Bryant immediately proclaimed his innocence, saying the encounter was consensual and the only crime he committed was of adultery to his wife. Following pre-trial hearings, the case was dropped after the victim refused to testify on the stand. Bryant's ensuing statement brought more confusion.

"Although I truly believe this encounter between us was consensual, I recognize now that she did not and does not view this incident the same way I did," the statement read. "After months of reviewing discovery, listening to her attorney, and even her testimony in person, I now understand how she feels that she did not consent to this encounter."

Reading the words brought disappointment and confusion. Bryant admitted that the woman didn't give consent, yet still went through with his actions. The declaration hurt to the core. A player I loved seemed to admit to these serious transgressions. Nonetheless, the league I began to cover continued to celebrate the man. He won Academy Awards and became one of the allied faces of the WNBA, often bringing his daughter Gianna, who also died Sunday, courtside to games.

[RELATED: Draymond, Warriors react to Kobe's death]

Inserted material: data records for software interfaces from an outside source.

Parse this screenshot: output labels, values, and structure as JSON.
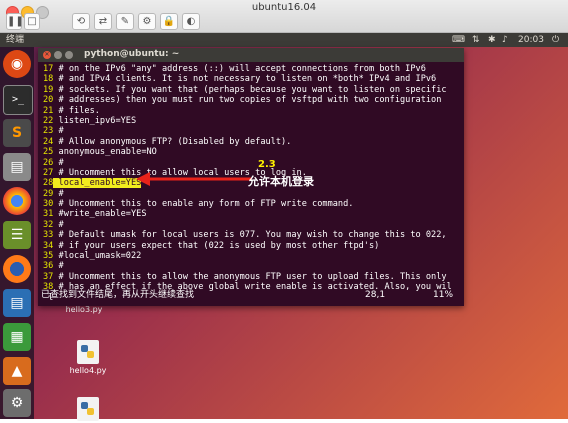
{
  "vm": {
    "title": "ubuntu16.04",
    "toolbar": [
      "⟲",
      "⇄",
      "✎",
      "⚙",
      "🔒",
      "◐"
    ]
  },
  "panel": {
    "app_name": "终端",
    "clock": "20:03",
    "tray_icons": [
      "keyboard-icon",
      "network-icon",
      "bluetooth-icon",
      "volume-icon",
      "power-icon"
    ]
  },
  "launcher": {
    "items": [
      "ubuntu-logo-icon",
      "terminal-icon",
      "sublime-icon",
      "files-icon",
      "chrome-icon",
      "books-icon",
      "firefox-icon",
      "writer-icon",
      "calc-icon",
      "impress-icon"
    ]
  },
  "desktop": {
    "files": [
      "hello3.py",
      "hello4.py"
    ]
  },
  "terminal": {
    "title": "python@ubuntu: ~",
    "lines": [
      {
        "n": "17",
        "t": " # on the IPv6 \"any\" address (::) will accept connections from both IPv6"
      },
      {
        "n": "18",
        "t": " # and IPv4 clients. It is not necessary to listen on *both* IPv4 and IPv6"
      },
      {
        "n": "19",
        "t": " # sockets. If you want that (perhaps because you want to listen on specific"
      },
      {
        "n": "20",
        "t": " # addresses) then you must run two copies of vsftpd with two configuration"
      },
      {
        "n": "21",
        "t": " # files."
      },
      {
        "n": "22",
        "t": " listen_ipv6=YES"
      },
      {
        "n": "23",
        "t": " #"
      },
      {
        "n": "24",
        "t": " # Allow anonymous FTP? (Disabled by default)."
      },
      {
        "n": "25",
        "t": " anonymous_enable=NO"
      },
      {
        "n": "26",
        "t": " #"
      },
      {
        "n": "27",
        "t": " # Uncomment this to allow local users to log in."
      },
      {
        "n": "28",
        "t": " local_enable=YES"
      },
      {
        "n": "29",
        "t": " #"
      },
      {
        "n": "30",
        "t": " # Uncomment this to enable any form of FTP write command."
      },
      {
        "n": "31",
        "t": " #write_enable=YES"
      },
      {
        "n": "32",
        "t": " #"
      },
      {
        "n": "33",
        "t": " # Default umask for local users is 077. You may wish to change this to 022,"
      },
      {
        "n": "34",
        "t": " # if your users expect that (022 is used by most other ftpd's)"
      },
      {
        "n": "35",
        "t": " #local_umask=022"
      },
      {
        "n": "36",
        "t": " #"
      },
      {
        "n": "37",
        "t": " # Uncomment this to allow the anonymous FTP user to upload files. This only"
      },
      {
        "n": "38",
        "t": " # has an effect if the above global write enable is activated. Also, you wil"
      },
      {
        "n": "",
        "t": " l"
      }
    ],
    "status_message": "已查找到文件结尾，再从开头继续查找",
    "cursor_pos": "28,1",
    "percent": "11%"
  },
  "annotation": {
    "step": "2.3",
    "text": "允许本机登录"
  },
  "colors": {
    "terminal_bg": "#300a24",
    "line_number": "#e6e600",
    "highlight": "#f2ec1e",
    "annotation_arrow": "#e8231a"
  }
}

All the while, Bryant influenced a generation of basketball players. Warriors cornerstones Stephen Curry, Klay Thompson, and Draymond Green, along with their coach Steve Kerr gushed about his greatness before his final game at Oracle Arena in 2016. The Warriors gave the guard a vacation package to Napa, along with a giant bottle of wine from Amuse Bouche winery.

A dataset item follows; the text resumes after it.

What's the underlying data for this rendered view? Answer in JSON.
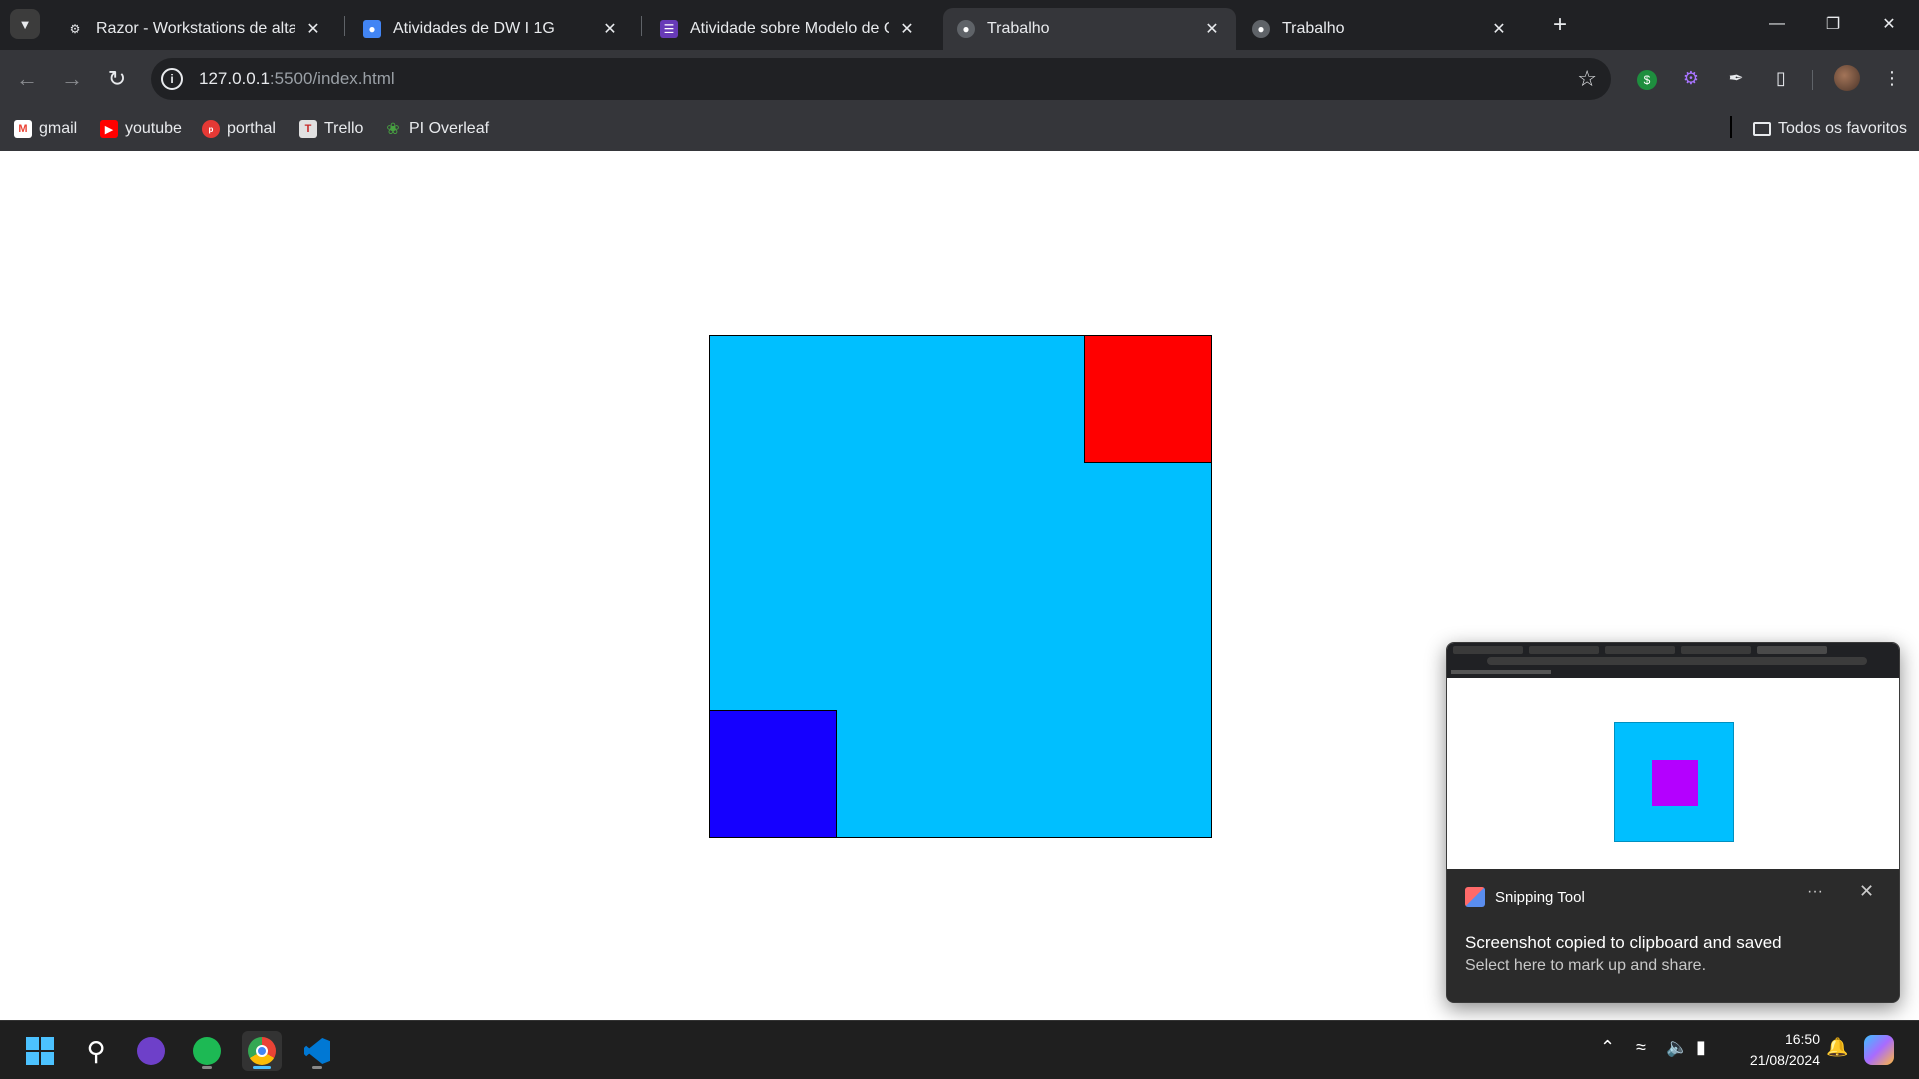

Twenty months later, the coach and trio, alongside former teammate Kevin Durant stood on the floor at Staples Center as Bryant saw his both his No. 8 and 24 raised to the rafters. I sat on the other side of the gym, watching much of my childhood go up with the garments, trying to the tame the 10-year old from Oakland that adored the man while figuring out where he stood in my current lexicon. 

On Sunday, Jan. 26, I'm left to reconcile Kobe's presence in my life. He was a man whose on-court mentality I tried to mirror, but whose alleged transgressions will forever complicate my celebration of him.